> AIM OF THE EXERCISE: Retype the entries in full, exactly.

== STUDY MATERIAL

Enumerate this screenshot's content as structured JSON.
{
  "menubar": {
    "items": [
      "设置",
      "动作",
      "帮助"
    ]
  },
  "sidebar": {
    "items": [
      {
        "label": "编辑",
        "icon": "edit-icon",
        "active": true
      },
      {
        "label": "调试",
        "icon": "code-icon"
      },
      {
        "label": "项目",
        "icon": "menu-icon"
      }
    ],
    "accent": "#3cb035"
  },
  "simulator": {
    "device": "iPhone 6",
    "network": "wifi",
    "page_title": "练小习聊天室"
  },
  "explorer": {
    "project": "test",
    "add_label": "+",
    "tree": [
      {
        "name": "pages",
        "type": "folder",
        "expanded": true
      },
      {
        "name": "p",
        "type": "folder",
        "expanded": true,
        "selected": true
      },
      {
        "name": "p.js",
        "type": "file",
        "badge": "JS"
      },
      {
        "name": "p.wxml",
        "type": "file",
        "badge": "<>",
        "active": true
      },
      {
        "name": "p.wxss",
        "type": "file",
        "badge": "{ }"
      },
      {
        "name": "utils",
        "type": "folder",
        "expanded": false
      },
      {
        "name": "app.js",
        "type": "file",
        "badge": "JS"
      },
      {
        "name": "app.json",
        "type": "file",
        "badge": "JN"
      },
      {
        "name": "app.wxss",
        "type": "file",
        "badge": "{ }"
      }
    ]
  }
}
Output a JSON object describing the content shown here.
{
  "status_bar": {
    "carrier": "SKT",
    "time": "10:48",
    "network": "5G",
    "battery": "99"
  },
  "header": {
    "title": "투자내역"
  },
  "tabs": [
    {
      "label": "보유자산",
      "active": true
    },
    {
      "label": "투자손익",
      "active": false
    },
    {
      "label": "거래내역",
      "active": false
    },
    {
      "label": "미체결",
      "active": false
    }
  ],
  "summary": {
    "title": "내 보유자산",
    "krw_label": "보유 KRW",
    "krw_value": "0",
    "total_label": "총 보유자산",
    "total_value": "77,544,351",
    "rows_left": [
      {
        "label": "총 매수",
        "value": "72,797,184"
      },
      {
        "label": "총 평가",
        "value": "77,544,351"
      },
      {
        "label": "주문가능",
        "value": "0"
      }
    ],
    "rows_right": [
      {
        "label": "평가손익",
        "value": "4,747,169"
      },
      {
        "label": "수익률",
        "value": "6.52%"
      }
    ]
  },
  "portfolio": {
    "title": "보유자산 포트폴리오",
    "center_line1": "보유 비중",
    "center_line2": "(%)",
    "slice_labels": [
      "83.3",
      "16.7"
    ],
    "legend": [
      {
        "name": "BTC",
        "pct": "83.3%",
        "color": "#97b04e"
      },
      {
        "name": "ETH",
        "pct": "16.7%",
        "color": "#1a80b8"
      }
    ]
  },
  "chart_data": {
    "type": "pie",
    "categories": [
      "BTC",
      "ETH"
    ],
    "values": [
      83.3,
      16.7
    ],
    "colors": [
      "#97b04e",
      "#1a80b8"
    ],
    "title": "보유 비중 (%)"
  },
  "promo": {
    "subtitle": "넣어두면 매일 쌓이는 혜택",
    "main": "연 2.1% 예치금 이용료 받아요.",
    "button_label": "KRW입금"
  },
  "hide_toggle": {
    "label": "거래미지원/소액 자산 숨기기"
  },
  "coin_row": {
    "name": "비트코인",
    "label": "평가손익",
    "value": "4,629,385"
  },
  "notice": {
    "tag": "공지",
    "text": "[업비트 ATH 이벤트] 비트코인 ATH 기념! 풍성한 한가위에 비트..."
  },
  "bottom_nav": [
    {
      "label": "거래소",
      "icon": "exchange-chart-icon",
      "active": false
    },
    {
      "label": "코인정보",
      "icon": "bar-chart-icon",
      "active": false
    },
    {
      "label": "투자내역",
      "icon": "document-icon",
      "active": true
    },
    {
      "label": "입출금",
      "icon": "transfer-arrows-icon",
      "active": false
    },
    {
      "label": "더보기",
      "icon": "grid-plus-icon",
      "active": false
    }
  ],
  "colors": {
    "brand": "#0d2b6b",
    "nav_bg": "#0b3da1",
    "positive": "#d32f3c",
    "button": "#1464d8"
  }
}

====

> WRITTEN ANSWER:
Enumerate this screenshot's content as structured JSON.
{
  "menubar": {
    "items": [
      "设置",
      "动作",
      "帮助"
    ]
  },
  "sidebar": {
    "items": [
      {
        "label": "编辑",
        "icon": "edit-icon",
        "active": true
      },
      {
        "label": "调试",
        "icon": "code-icon"
      },
      {
        "label": "项目",
        "icon": "menu-icon"
      }
    ],
    "accent": "#3cb035"
  },
  "simulator": {
    "device": "iPhone 6",
    "network": "wifi",
    "page_title": "练小习聊天室"
  },
  "explorer": {
    "project": "test",
    "add_label": "+",
    "tree": [
      {
        "name": "pages",
        "type": "folder",
        "expanded": true
      },
      {
        "name": "p",
        "type": "folder",
        "expanded": true,
        "selected": true
      },
      {
        "name": "p.js",
        "type": "file",
        "badge": "JS"
      },
      {
        "name": "p.wxml",
        "type": "file",
        "badge": "<>",
        "active": true
      },
      {
        "name": "p.wxss",
        "type": "file",
        "badge": "{ }"
      },
      {
        "name": "utils",
        "type": "folder",
        "expanded": false
      },
      {
        "name": "app.js",
        "type": "file",
        "badge": "JS"
      },
      {
        "name": "app.json",
        "type": "file",
        "badge": "JN"
      },
      {
        "name": "app.wxss",
        "type": "file",
        "badge": "{ }"
      }
    ]
  }
}
Output a JSON object describing the content shown here.
{
  "status_bar": {
    "carrier": "SKT",
    "time": "10:48",
    "network": "5G",
    "battery": "99"
  },
  "header": {
    "title": "투자내역"
  },
  "tabs": [
    {
      "label": "보유자산",
      "active": true
    },
    {
      "label": "투자손익",
      "active": false
    },
    {
      "label": "거래내역",
      "active": false
    },
    {
      "label": "미체결",
      "active": false
    }
  ],
  "summary": {
    "title": "내 보유자산",
    "krw_label": "보유 KRW",
    "krw_value": "0",
    "total_label": "총 보유자산",
    "total_value": "77,544,351",
    "rows_left": [
      {
        "label": "총 매수",
        "value": "72,797,184"
      },
      {
        "label": "총 평가",
        "value": "77,544,351"
      },
      {
        "label": "주문가능",
        "value": "0"
      }
    ],
    "rows_right": [
      {
        "label": "평가손익",
        "value": "4,747,169"
      },
      {
        "label": "수익률",
        "value": "6.52%"
      }
    ]
  },
  "portfolio": {
    "title": "보유자산 포트폴리오",
    "center_line1": "보유 비중",
    "center_line2": "(%)",
    "slice_labels": [
      "83.3",
      "16.7"
    ],
    "legend": [
      {
        "name": "BTC",
        "pct": "83.3%",
        "color": "#97b04e"
      },
      {
        "name": "ETH",
        "pct": "16.7%",
        "color": "#1a80b8"
      }
    ]
  },
  "chart_data": {
    "type": "pie",
    "categories": [
      "BTC",
      "ETH"
    ],
    "values": [
      83.3,
      16.7
    ],
    "colors": [
      "#97b04e",
      "#1a80b8"
    ],
    "title": "보유 비중 (%)"
  },
  "promo": {
    "subtitle": "넣어두면 매일 쌓이는 혜택",
    "main": "연 2.1% 예치금 이용료 받아요.",
    "button_label": "KRW입금"
  },
  "hide_toggle": {
    "label": "거래미지원/소액 자산 숨기기"
  },
  "coin_row": {
    "name": "비트코인",
    "label": "평가손익",
    "value": "4,629,385"
  },
  "notice": {
    "tag": "공지",
    "text": "[업비트 ATH 이벤트] 비트코인 ATH 기념! 풍성한 한가위에 비트..."
  },
  "bottom_nav": [
    {
      "label": "거래소",
      "icon": "exchange-chart-icon",
      "active": false
    },
    {
      "label": "코인정보",
      "icon": "bar-chart-icon",
      "active": false
    },
    {
      "label": "투자내역",
      "icon": "document-icon",
      "active": true
    },
    {
      "label": "입출금",
      "icon": "transfer-arrows-icon",
      "active": false
    },
    {
      "label": "더보기",
      "icon": "grid-plus-icon",
      "active": false
    }
  ],
  "colors": {
    "brand": "#0d2b6b",
    "nav_bg": "#0b3da1",
    "positive": "#d32f3c",
    "button": "#1464d8"
  }
}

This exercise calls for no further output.